On Sunday afternoon, the day before the opening of the 2015 Bologna Children’s Book Fair, children’s app developers, designers, and publishers gathered for the second annual Dust or Magic Masterclass, a four-hour discussion of the business of creating and selling apps, as well as some current standouts, including the winner of the BolognaRagazzi Digital Award, My Very Hungry Caterpillar from StoryToys in Ireland.

The program opened with a presentation from Warren Buckleitner, founder of the Dust or Magic Institute, during which he explored the dos, don’ts, and design decisions that can lead to an app’s success or failure, drawing on references to Julia Child’s magic ingredient, butter (with apps, the “butter” is active learning, said Buckleitner); the cognitive development theories of Jean Piaget; and Play-Doh (with regard to an app’s reactivity, “When I touch it, how does it respond?”).

Buckleiter also emphasized the importance of disequilibratation in the learning process, i.e. creating the right type of confusion in a child’s mind that stimulates growth and new understanding. “A bad interface, a reading level that’s too hard – that’s confusion for the wrong reasons,” he said. “You want to confuse [children] for the right reasons.

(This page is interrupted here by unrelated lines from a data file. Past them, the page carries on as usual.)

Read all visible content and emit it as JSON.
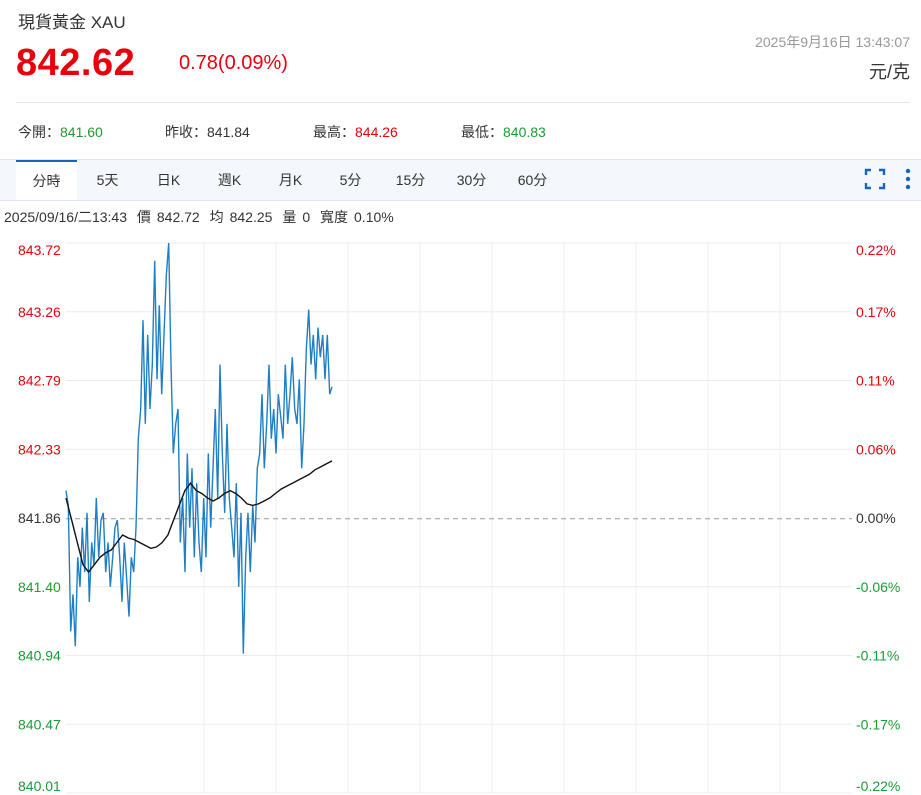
{
  "header": {
    "title": "現貨黃金 XAU",
    "price": "842.62",
    "change": "0.78(0.09%)",
    "datetime": "2025年9月16日 13:43:07",
    "unit": "元/克"
  },
  "stats": [
    {
      "label": "今開：",
      "value": "841.60",
      "trend": "down"
    },
    {
      "label": "昨收：",
      "value": "841.84",
      "trend": "flat"
    },
    {
      "label": "最高：",
      "value": "844.26",
      "trend": "up"
    },
    {
      "label": "最低：",
      "value": "840.83",
      "trend": "down"
    }
  ],
  "tabs": [
    "分時",
    "5天",
    "日K",
    "週K",
    "月K",
    "5分",
    "15分",
    "30分",
    "60分"
  ],
  "active_tab": 0,
  "icons": {
    "fullscreen": "fullscreen-icon",
    "more": "more-vertical-icon"
  },
  "info": {
    "datetime": "2025/09/16/二13:43",
    "price_label": "價",
    "price": "842.72",
    "avg_label": "均",
    "avg": "842.25",
    "vol_label": "量",
    "vol": "0",
    "width_label": "寬度",
    "width": "0.10%"
  },
  "colors": {
    "up": "#e8000b",
    "down": "#1a9b34",
    "price_line": "#1f7fc4",
    "avg_line": "#111111",
    "baseline": "#999999",
    "tab_accent": "#1565c0"
  },
  "chart_data": {
    "type": "line",
    "prev_close": 841.86,
    "ylim": [
      840.01,
      843.72
    ],
    "y_ticks_left": [
      "843.72",
      "843.26",
      "842.79",
      "842.33",
      "841.86",
      "841.40",
      "840.94",
      "840.47",
      "840.01"
    ],
    "y_ticks_right": [
      "0.22%",
      "0.17%",
      "0.11%",
      "0.06%",
      "0.00%",
      "-0.06%",
      "-0.11%",
      "-0.17%",
      "-0.22%"
    ],
    "x_sessions": 12,
    "grid": true,
    "series": [
      {
        "values": [
          842.05,
          841.95,
          841.1,
          841.35,
          841.0,
          841.6,
          841.4,
          841.8,
          841.5,
          841.9,
          841.3,
          841.7,
          841.55,
          842.0,
          841.6,
          841.85,
          841.9,
          841.5,
          841.7,
          841.4,
          841.6,
          841.8,
          841.85,
          841.6,
          841.3,
          841.7,
          841.45,
          841.2,
          841.6,
          841.5,
          841.8,
          842.4,
          842.6,
          843.2,
          842.5,
          843.1,
          842.6,
          842.9,
          843.6,
          842.8,
          843.3,
          842.7,
          843.1,
          843.5,
          843.72,
          842.9,
          842.3,
          842.5,
          842.6,
          841.7,
          842.0,
          841.5,
          842.3,
          841.8,
          842.2,
          841.6,
          842.1,
          841.7,
          841.5,
          842.0,
          841.6,
          842.3,
          841.8,
          842.2,
          842.6,
          842.0,
          842.9,
          842.3,
          841.9,
          842.5,
          842.0,
          841.8,
          841.6,
          842.1,
          841.4,
          841.9,
          840.95,
          841.6,
          841.9,
          841.5,
          841.95,
          841.7,
          842.2,
          842.3,
          842.7,
          842.2,
          842.5,
          842.9,
          842.4,
          842.6,
          842.3,
          842.7,
          842.55,
          842.4,
          842.9,
          842.5,
          842.7,
          842.95,
          842.6,
          842.5,
          842.8,
          842.2,
          842.5,
          843.0,
          843.27,
          842.9,
          843.1,
          842.8,
          843.15,
          842.95,
          843.1,
          842.8,
          843.1,
          842.7,
          842.75
        ]
      },
      {
        "values": [
          842.0,
          841.85,
          841.7,
          841.55,
          841.5,
          841.55,
          841.6,
          841.63,
          841.65,
          841.7,
          841.75,
          841.73,
          841.72,
          841.7,
          841.68,
          841.66,
          841.67,
          841.7,
          841.75,
          841.85,
          841.95,
          842.05,
          842.1,
          842.05,
          842.03,
          842.0,
          841.98,
          842.0,
          842.03,
          842.05,
          842.03,
          842.0,
          841.96,
          841.95,
          841.96,
          841.98,
          842.0,
          842.03,
          842.06,
          842.08,
          842.1,
          842.12,
          842.14,
          842.16,
          842.19,
          842.21,
          842.23,
          842.25
        ]
      }
    ]
  }
}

You want to get their mind off balance. With regard to app design, Buckleitner suggested a less-is-more approach. “Know when to use white space. Know when to let the child take control. I can count on one hand the number of designers who are disciplined enough not to push content on a child.”

After getting a peek at some of the apps that received “special mentions” from the BolognaRagazzi Digital Award jury, including David Wiesner’s Spot from Houghton Mifflin Harcourt and Toca Boca’s Toca Nature, Emmet O’Neal, chief product officer at StoryToys, offered a behind-the-scenes look at the making of the winning app, My Very Hungry Caterpillar, which was selected from more than 190 entries from 27 countries. In the app, one of several to feature Eric Carle’s classic character, users guide the caterpillar through open-ended, 3-D scenes in which users can paint with, make music with, and, of course, feed the green caterpillar (the text of the book is not used in this app). “We wanted to make sure that whatever way a kid wanted it to work, it would work that way,” said O’Neal.

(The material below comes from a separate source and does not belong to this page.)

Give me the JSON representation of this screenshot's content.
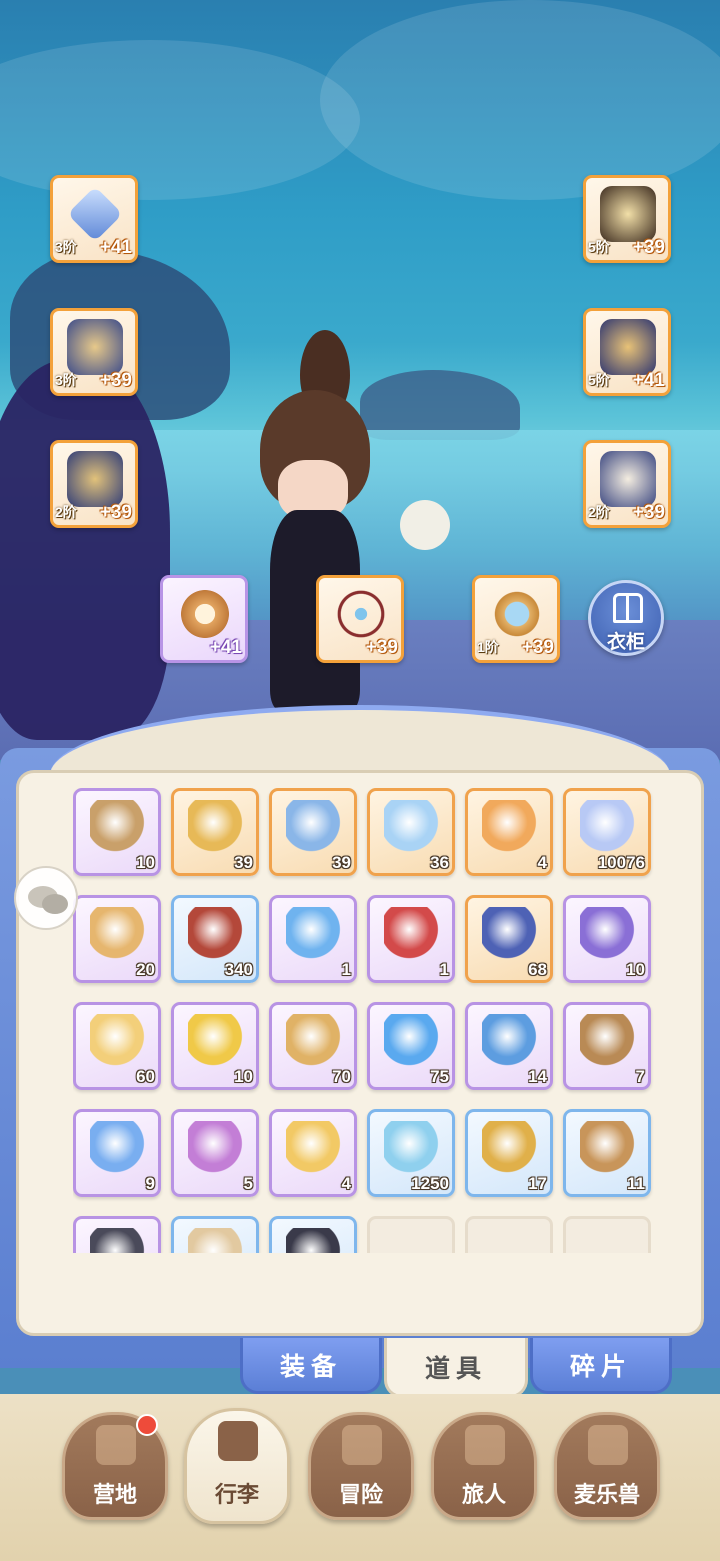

During an informative and too-brief State of the App panel in the afternoon, Pierre Abel of L’Escapadou, Kate Wilson of Nosy Crow, Valerie Touze of Edoki, and Eric Huang of Made in Me fielded questions from moderator Neal Hoskins about the current app market, pricing, and the relationship between print and digital products for children. For Made in Me, Huang anticipated a shift in the company’s business model from seeking out marketing partners and business-to-business sales to a focus on selling rights to its own digital products. “Me Books [the company’s e-bookstore app] has become a platform, small but growing,” said Huang. “We had no idea it would turn into a rights business. We’re essentially agents now. Long-term, I think it’ll be more profitable.”

Wilson of Nosy Crow noted that while the app market for users up to age 12 nearly doubled last year in the U.K., it only represents 5% of the overall market there. “I think we are still challenged by parental, educational, and librarian willingness to engage in digital reading, particularly for younger children,” she said. Abel added, “I think the market is growing, but there are a lot of competitors. If you are new in the space, it’s more and more challenging to have some visibility.”

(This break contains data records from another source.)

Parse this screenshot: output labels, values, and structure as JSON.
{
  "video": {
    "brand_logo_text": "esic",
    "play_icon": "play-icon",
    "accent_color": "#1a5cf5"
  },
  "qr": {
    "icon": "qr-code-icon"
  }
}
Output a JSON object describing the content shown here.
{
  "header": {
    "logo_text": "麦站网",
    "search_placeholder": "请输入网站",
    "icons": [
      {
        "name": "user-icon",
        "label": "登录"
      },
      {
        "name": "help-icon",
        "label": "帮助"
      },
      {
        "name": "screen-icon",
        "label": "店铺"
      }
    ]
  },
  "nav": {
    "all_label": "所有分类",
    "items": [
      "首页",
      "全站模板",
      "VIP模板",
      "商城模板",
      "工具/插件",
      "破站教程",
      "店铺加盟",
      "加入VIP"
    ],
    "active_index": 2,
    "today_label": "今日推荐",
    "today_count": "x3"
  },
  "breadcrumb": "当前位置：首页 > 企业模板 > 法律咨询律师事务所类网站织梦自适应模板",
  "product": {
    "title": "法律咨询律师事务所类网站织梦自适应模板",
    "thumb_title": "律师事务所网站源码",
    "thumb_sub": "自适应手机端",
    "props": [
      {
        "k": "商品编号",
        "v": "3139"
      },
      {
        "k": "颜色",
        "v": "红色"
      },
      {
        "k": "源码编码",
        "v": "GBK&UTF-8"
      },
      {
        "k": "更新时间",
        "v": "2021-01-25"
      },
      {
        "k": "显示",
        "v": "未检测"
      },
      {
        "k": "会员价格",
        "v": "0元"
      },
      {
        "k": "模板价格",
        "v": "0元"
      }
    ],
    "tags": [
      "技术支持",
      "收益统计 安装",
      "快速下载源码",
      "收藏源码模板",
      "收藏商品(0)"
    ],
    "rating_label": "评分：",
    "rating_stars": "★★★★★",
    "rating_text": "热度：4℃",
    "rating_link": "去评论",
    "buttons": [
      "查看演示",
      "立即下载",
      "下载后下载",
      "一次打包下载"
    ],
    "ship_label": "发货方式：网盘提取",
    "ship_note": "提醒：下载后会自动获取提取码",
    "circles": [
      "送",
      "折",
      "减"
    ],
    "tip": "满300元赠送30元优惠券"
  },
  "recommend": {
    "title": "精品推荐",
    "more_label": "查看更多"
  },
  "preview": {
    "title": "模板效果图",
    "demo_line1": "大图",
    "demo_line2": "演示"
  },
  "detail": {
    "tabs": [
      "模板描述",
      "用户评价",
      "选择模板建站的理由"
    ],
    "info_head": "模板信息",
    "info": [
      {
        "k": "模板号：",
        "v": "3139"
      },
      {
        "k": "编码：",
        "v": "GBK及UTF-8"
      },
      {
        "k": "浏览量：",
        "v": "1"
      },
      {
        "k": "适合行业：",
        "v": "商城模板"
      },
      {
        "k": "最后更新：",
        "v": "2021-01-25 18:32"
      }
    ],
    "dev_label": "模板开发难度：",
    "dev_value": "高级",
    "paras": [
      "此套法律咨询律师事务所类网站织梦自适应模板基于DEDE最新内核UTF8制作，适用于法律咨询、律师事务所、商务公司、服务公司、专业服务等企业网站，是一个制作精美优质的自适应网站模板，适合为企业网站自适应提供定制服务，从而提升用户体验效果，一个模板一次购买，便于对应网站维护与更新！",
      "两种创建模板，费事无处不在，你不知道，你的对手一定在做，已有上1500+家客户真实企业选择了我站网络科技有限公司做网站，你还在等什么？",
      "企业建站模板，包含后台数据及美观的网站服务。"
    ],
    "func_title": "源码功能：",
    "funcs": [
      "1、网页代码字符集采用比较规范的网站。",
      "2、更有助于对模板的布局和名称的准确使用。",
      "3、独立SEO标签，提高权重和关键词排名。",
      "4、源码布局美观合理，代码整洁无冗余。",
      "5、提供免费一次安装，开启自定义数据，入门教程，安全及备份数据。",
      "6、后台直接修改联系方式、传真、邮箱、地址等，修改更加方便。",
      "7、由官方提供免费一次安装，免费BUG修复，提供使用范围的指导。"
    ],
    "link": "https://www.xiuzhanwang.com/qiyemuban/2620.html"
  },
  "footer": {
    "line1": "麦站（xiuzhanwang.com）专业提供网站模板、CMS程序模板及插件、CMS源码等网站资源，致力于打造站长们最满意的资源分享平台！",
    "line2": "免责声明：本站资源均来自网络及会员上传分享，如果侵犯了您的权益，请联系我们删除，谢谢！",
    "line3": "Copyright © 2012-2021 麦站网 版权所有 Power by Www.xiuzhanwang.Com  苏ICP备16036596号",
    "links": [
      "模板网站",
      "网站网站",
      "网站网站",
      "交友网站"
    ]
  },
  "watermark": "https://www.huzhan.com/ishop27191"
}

All four panelists said they have experimented with a variety of pricing strategies – free “gateway” apps, bundling, and “light” versions – with mixed results. Touze described attempts to draw app buyers into Edoki’s products with small, free apps to provide a window to the larger, paid products. “It was difficult because we got bad reviews. Even when it’s free, people want it to be great.” For Abel at L’Escapadou, a subscription model, with users paying a monthly fee for access to a company’s apps, seemed an attractive model. “If you look at the educational space, subscription works. Why not in children’s?”

Imagining a future in which “the ability to decode text ceases to become necessary,” Wilson emphasized the importance of creating engaging reading experiences for children on-screen. “I believe we have a huge duty to make sure some of the screen time is reading time. Some play is story, some story is play, but they’re not synonymous. Children get better at reading because they practice reading.”

The session concluded with presentations from Shazai Makhdumi, global head of educational apps and business development at Google, and Abel at L’Escapadou, who offered tips for developers trying to make their apps stand out in the Android and iOS marketplaces.